The entire funding model in England and Wales is predicated – at least nominally – on how much it costs to educate a student.
The realisation that our understanding of how much it actually costs to do this is – at best – vague is a little disquieting.
Indeed from 2020-21 the old measure for this – the transparent approach to costing for publicly funded teaching (TRAC-T) – has been officially discontinued, leaving us flying largely blind in terms of what the government actual needs to put in to the system per student at a subject level at precisely the moment that fee freezes, inflation, and DfE-mandated shifts to direct funding are conspiring to make it harder for providers to do pretty much anything.
When providers make the argument for fee uplifts or subsidies, when students question what experience their fees pay for, or even when politicians rage about the profligacy of or lament the poverty of universities they do so on shockingly thin evidence.
New TRAC data released yesterday by the Office for Students suggests that sector spending on education home students exceeded income by £955m, up from £307m last year. To put that another way, universities and colleges recovered on average (median) 94.6 per cent of costs for publicly funded students – and although this varied by provider group (note that specialist providers recover just 80 per cent of costs) no group managed to break even on average.

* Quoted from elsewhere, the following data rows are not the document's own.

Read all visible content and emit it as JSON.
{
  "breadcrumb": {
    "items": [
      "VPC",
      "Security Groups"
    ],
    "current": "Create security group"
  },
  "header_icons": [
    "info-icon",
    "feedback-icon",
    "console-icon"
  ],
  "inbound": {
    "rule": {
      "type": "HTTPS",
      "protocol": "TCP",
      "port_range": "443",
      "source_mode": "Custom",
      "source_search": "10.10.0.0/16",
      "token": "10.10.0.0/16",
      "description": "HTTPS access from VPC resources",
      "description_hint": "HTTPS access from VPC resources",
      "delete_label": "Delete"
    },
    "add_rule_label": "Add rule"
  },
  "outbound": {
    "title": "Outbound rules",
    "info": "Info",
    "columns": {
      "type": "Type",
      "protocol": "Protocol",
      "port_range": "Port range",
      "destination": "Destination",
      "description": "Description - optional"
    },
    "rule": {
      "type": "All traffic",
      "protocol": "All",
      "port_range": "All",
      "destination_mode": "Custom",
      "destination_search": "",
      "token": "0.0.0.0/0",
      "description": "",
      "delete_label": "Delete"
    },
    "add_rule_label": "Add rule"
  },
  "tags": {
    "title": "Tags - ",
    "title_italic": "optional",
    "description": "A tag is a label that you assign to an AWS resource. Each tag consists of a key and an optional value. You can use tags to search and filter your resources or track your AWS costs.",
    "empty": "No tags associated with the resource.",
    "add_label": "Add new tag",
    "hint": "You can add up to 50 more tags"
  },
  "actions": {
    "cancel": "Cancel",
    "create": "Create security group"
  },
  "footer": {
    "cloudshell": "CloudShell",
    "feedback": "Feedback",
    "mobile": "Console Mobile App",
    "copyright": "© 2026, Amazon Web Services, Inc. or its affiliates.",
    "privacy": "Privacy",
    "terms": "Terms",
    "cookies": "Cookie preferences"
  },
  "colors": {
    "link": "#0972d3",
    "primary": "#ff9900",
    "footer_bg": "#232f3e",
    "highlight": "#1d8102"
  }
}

As you can see, it’s a drop over last year in most cases – and this with the oncoming rather than actual inflation peaks (and cost of living) concerns in mind. In university finance circles you hear a lot about the efficiency savings made at the back end of the last decade, and how Covid compounded these – for many providers we are cutting into bone at this point.
But we shouldn’t ignore the upper and lower quartiles either – some providers are able to make home students profitable, but especially in Groups D and F the bottom 25 are making serious losses. For convenience’s sake – here’s a guide to which groups you should be looking at and who they are.
Looking at research the picture is even worse – even the most research intensive group of providers didn’t manage to recover more than 80 per cent of their expenditure. We can break this down by income source, and only research funded by government departments saw any group of providers (in this case, group B – mainly non-Russell Group post-92 providers) make a profit as a median value.
For a government that makes such great claims about research and development the fact that the majority of it makes a loss for universities must be faintly embarrassing. Likewise, the degree to which universities subsidise commercial research from other income is a huge national risk.
There’s a handful of methodological changes to bear in mind this year. Guidance on the allocation of “other” costs between the various categories have been clarified, the costs of delivering apprenticeships are now included in teaching cost calculations, and there’s no longer a need for a board committee to approve TRAC submissions (just the TRAC oversight group and the accountable officer). You’ll recognise a lot of this from the recommendations made in the 2021 review of TRAC conducted by the OfS – and you should see the by year comparisons as indicative rather than precise.
Unless you are a specialist, you are most likely familiar with TRAC due to the collection of workload data. It is important to bear in mind that this calculation is an approximation only, and nobody sensible believes that it can generate anything other than an indicative, aggregate, average. To give just one topical example the time academics spend doing assessment and feedback work is seasonably variable – even though it may be a low proportion of your overall workload it does tend to take up large parts of April and May.
More widely, TRAC has always been an approximation of the costs of doing teaching and research as a university – with the majority of data coming from an institution’s own financial statements. Designed to inform funding allocations, TRAC calculations are most commonly seen in the calculation of the “full economic cost” of research. The fact that UK research grants do not, in general, cover the full economic cost of conducting research suggests it does not routinely do this to the satisfaction of funders or providers.
In teaching, TRAC is used to understand the differentials between teaching costs in (broadly) four subject area price groups. Again, the additional money that flows through the Office for Students doesn’t claim to address these reported costs, and the levels of additional funding for particular subjects are as likely to shift due to politics (or received opinions) rather than TRAC evidence.
One TRAC mind
Where TRAC turns up elsewhere it is abused as often as it is used – the uncontroversial “margin for sustainability and innovation” was used as a means to justify the ill-fated Augar recommendation for a £7,500 fee cap, though Augar in fact commissioned an alternate analysis of TRAC data to understand teaching costs. I guess universities don’t need to be sustainable or innovative -figures for 2021-22 show that the MSI floats (as usual, and as is standard government accounting practice) at around 10 per cent.
Our creaking funding model has not met the full economic costs of any part of university activity for a number of years – the “core” activities of teaching home undergraduates and conducting state funded research are loss-making activities that need to be subsidised by other work, most notably recruiting international students. There is a variability by subject and by provider, and there is a certain degree of suspicion that costs are massaged in some circumstances, but overall the status quo is not a situation that benefits anyone.
And I suspect that despite a likely increase in burden a better understanding of university operating costs needs to inform future funding. The question is whether this is something the sector does for itself, or something it has done to it by a government looking for savings rather than stability.